â¢ Achieve cost savings at a 94 percent higher rate;
â¢ Are approaching a 25 percent higher occurrence ofÂ achieving compliance to labor laws and independentÂ contractor standards; and
â¢ Have a 70 percent higher quality index score (a measureÂ of the quality of oneâs overall contingent workforce).
How are these companies able to achieve this level ofÂ success? They take a much more strategic look at theirÂ contingent workforce management activities and focusÂ on a few key areas. First, they take advantage of bigÂ data and use it to determine performance, predictÂ workforce trends, and make better decisions. Second,Â they stay focused on the core competencies of workforceÂ management, ensuring they have standard, efficientÂ processes built around a formal methodology. Third,Â they keep compliance front and center; best-in-class ofÂ survey respondents are 85 percent more likely to have aÂ cross-functional governance team in place. They also haveÂ implemented a total workforce management strategyÂ that incorporates holistic planning of all types of workers.

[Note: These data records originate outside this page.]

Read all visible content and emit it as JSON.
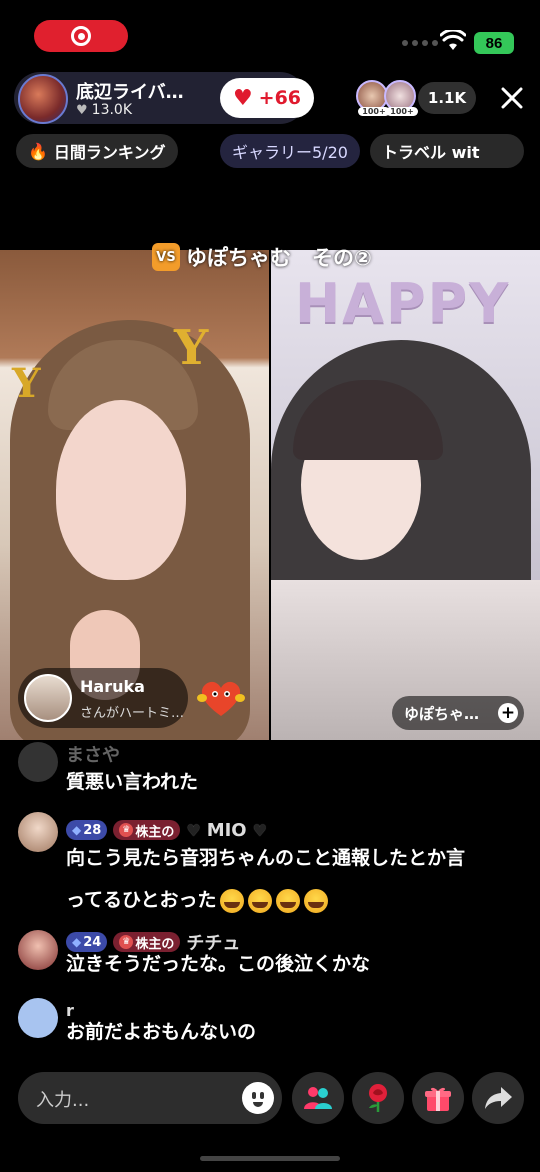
{
  "status": {
    "battery": "86"
  },
  "host": {
    "name": "底辺ライバ…",
    "likes": "13.0K",
    "like_button": "+66"
  },
  "viewers": {
    "badge1": "100+",
    "badge2": "100+",
    "count": "1.1K"
  },
  "chips": {
    "ranking": "日間ランキング",
    "gallery": "ギャラリー5/20",
    "travel": "トラベル wit"
  },
  "battle": {
    "vs_label": "VS",
    "title": "ゆぽちゃむ　その②"
  },
  "left_panel": {
    "balloon_letter": "Y",
    "gifter_name": "Haruka",
    "gifter_action": "さんがハートミ…"
  },
  "right_panel": {
    "balloon_text": "HAPPY",
    "streamer_tag": "ゆぽちゃ…"
  },
  "comments": [
    {
      "user": "まさや",
      "text": "質悪い言われた"
    },
    {
      "level": "28",
      "shareholder": "株主の",
      "user": "MIO",
      "text_line1": "向こう見たら音羽ちゃんのこと通報したとか言",
      "text_line2": "ってるひとおった"
    },
    {
      "level": "24",
      "shareholder": "株主の",
      "user": "チチュ",
      "text": "泣きそうだったな。この後泣くかな"
    },
    {
      "user": "r",
      "text": "お前だよおもんないの"
    }
  ],
  "input": {
    "placeholder": "入力..."
  },
  "colors": {
    "accent_red": "#e0202e",
    "battery_green": "#34c759",
    "vs_orange": "#f39c2a"
  },
  "icons": [
    "record-icon",
    "wifi-icon",
    "close-icon",
    "fire-icon",
    "emoji-icon",
    "collab-icon",
    "rose-icon",
    "gift-icon",
    "share-icon"
  ]
}
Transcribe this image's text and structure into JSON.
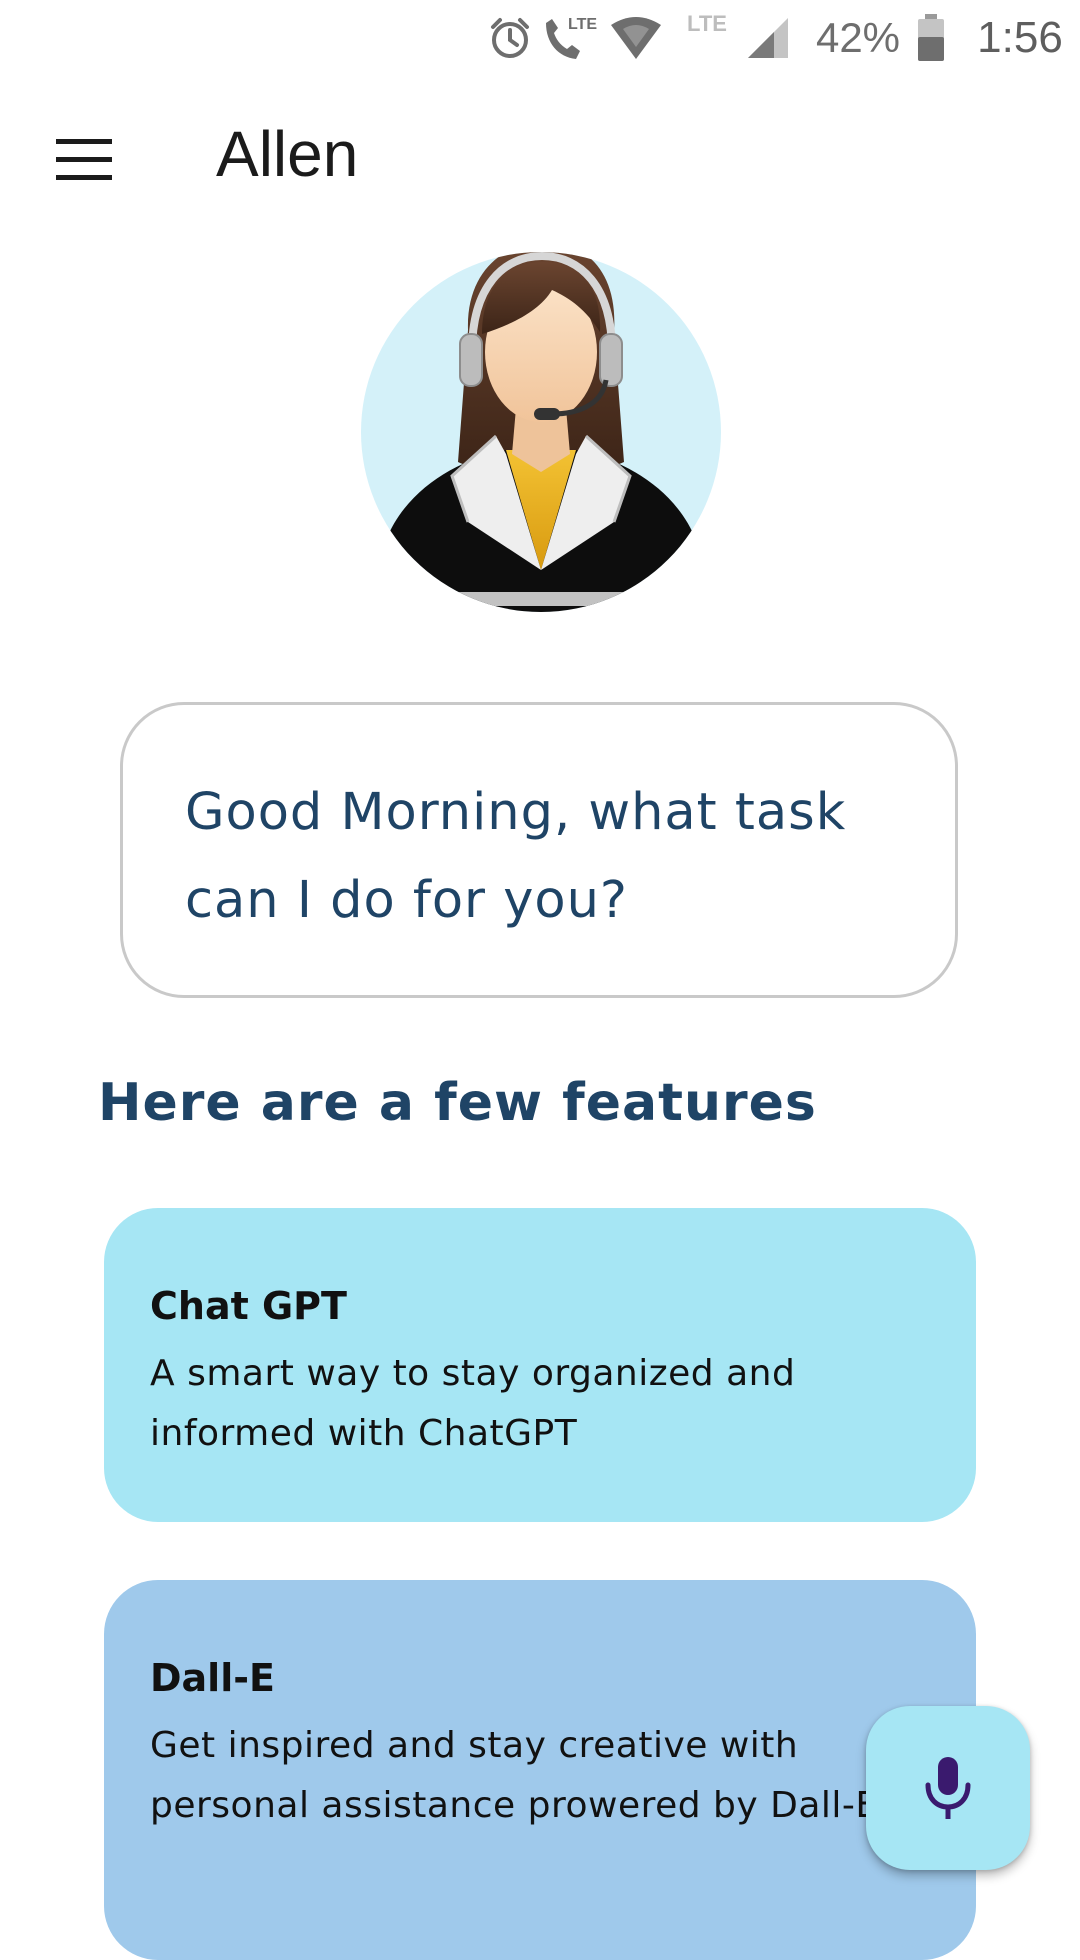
{
  "status_bar": {
    "battery_percent": "42%",
    "time": "1:56",
    "network_label_1": "LTE",
    "network_label_2": "LTE",
    "icons": [
      "alarm-icon",
      "volte-call-icon",
      "wifi-signal-icon",
      "cell-signal-icon",
      "battery-icon"
    ]
  },
  "app_bar": {
    "title": "Allen",
    "menu_icon": "hamburger-menu-icon"
  },
  "avatar": {
    "icon": "support-agent-avatar",
    "background_color": "#d4f1f9"
  },
  "greeting": {
    "text": "Good Morning, what task can I do for you?"
  },
  "features": {
    "heading": "Here are a few features",
    "items": [
      {
        "title": "Chat GPT",
        "description": "A smart way to stay organized and informed with ChatGPT",
        "color": "#a6e6f4"
      },
      {
        "title": "Dall-E",
        "description": "Get inspired and stay creative with personal assistance prowered by Dall-E",
        "color": "#9fc9eb"
      }
    ]
  },
  "fab": {
    "icon": "microphone-icon",
    "color": "#a6e6f4",
    "icon_color": "#3a1a6e"
  },
  "colors": {
    "heading_text": "#1f4466",
    "bubble_border": "#c9c9c9"
  }
}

The way organizations manage talent is changing. As theÂ flexible workforce continues to rise and gain momentum,Â companies need to ensure that the management ofÂ such workers is in a place for growth and for change.Â Implementing a system to manage non-traditional talentÂ allows for the success of an organization at large.